-------- ENTRIES SHOWN
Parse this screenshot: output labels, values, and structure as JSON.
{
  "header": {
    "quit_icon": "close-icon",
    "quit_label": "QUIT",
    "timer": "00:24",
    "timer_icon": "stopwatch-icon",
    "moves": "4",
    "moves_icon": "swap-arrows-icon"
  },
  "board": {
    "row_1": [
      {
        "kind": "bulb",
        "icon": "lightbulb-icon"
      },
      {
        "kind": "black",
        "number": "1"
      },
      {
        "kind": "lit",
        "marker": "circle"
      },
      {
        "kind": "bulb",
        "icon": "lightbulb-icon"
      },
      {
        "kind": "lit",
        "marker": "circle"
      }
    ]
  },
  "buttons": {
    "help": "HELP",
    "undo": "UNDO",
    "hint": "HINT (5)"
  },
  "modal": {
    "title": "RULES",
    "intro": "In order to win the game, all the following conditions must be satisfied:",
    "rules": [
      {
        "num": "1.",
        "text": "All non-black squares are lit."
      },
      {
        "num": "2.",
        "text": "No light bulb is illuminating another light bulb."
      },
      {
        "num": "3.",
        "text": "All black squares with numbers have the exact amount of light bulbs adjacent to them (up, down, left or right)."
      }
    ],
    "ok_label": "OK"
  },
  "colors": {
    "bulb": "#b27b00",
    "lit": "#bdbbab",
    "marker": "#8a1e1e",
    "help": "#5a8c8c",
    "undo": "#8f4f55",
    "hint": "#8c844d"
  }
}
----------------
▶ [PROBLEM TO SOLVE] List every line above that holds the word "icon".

▶ [RESULT OF THIS TASK]
    "quit_icon": "close-icon",
    "timer_icon": "stopwatch-icon",
    "moves_icon": "swap-arrows-icon"
        "icon": "lightbulb-icon"
        "icon": "lightbulb-icon"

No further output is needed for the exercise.